    It is important to decide very specifically on a topic / area you are wanting to study. Then seek out specific materials to study. The biggest problem with self study is that most bass books are a hodge podge of many things. It is virtulally impossible for the "student" to decifer the specific intent and practice procedure. My favorite (most dissapointing) blunder of a poor author / publisher is the necessity of the 3 years of practice you will need to get from page 2 to 3. Often the material contained is not bad, the book is just not well conceived and layed out.
  11. Unless you're Lemmy. :bassist:

    Yeah, normally play the root of the chord, instead of the whole thing.

    You can also imply chords by playing the root note, and have the guitarist(s) play the 3rd and 5th degrees, but you don't see this too often.
  12. -or Joey DeMaio....
  13. stephanie


    Nov 14, 2000
    Scranton, PA
    Oops. My brain wasn't working yesterday. Sorry. I was trying to explain that bass players don't (normally) strum a chord, all the notes at the same time; instead we play the notes (root, 3rd, 5th) seperately.

    C major = C E G
    G major = G B D
    D major = D F# A

  14. moley


    Sep 5, 2002
    Hampshire, UK
    That's not implying the chord, it's stating it. To imply the chord would be to not play all of the notes of the chord, thus leaving it a bit more open to interpretation by the listener/players. The root, 3rd, and 5th are there - even though they're split between the guitar and bass - so it's still a complete voicing of the chord. The fact that the bass is playing the root and the guitar is playing 3 & 5 doesn't matter.

    And actually it is common, especially in Jazz. Not so much in Rock, especially where guitars are involved.

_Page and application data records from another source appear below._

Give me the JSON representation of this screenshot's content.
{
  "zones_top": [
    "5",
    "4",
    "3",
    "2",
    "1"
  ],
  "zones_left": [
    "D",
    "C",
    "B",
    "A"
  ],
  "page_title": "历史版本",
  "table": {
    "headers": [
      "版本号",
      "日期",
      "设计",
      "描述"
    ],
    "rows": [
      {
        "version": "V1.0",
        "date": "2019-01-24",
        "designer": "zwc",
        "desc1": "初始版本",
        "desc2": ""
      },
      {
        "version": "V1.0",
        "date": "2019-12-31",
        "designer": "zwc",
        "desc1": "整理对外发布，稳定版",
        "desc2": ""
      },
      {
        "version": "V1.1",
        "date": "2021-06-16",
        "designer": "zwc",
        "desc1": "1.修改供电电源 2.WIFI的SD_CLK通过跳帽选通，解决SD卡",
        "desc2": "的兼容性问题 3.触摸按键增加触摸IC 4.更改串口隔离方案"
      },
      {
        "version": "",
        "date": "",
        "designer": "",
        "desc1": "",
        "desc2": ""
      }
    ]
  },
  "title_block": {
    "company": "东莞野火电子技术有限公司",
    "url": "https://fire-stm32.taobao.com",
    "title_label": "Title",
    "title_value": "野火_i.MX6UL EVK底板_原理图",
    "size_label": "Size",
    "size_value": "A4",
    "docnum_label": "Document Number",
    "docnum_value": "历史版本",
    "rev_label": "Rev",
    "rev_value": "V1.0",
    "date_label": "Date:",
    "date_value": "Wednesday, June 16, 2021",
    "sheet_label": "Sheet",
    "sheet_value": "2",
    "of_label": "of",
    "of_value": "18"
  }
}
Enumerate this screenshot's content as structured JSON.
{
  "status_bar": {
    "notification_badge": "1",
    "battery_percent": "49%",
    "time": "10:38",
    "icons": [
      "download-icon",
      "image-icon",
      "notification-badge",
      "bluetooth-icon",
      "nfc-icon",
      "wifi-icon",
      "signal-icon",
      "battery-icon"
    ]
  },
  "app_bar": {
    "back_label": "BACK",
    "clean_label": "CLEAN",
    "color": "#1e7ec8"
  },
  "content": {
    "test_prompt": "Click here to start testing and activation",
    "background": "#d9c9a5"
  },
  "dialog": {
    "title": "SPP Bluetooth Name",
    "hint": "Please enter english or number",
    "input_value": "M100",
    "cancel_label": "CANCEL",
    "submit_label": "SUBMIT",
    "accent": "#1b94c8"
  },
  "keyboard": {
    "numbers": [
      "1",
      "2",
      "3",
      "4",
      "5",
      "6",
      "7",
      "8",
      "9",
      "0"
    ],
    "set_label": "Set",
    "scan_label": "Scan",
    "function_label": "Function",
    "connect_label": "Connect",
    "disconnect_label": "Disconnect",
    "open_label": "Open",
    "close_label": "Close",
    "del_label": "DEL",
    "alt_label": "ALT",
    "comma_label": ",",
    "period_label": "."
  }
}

    In Jazz it's not uncommon at all for the pianist and/or guitarist not to play the root of the chord.

    I frequently play Jazz piano voicings which don't contain the root.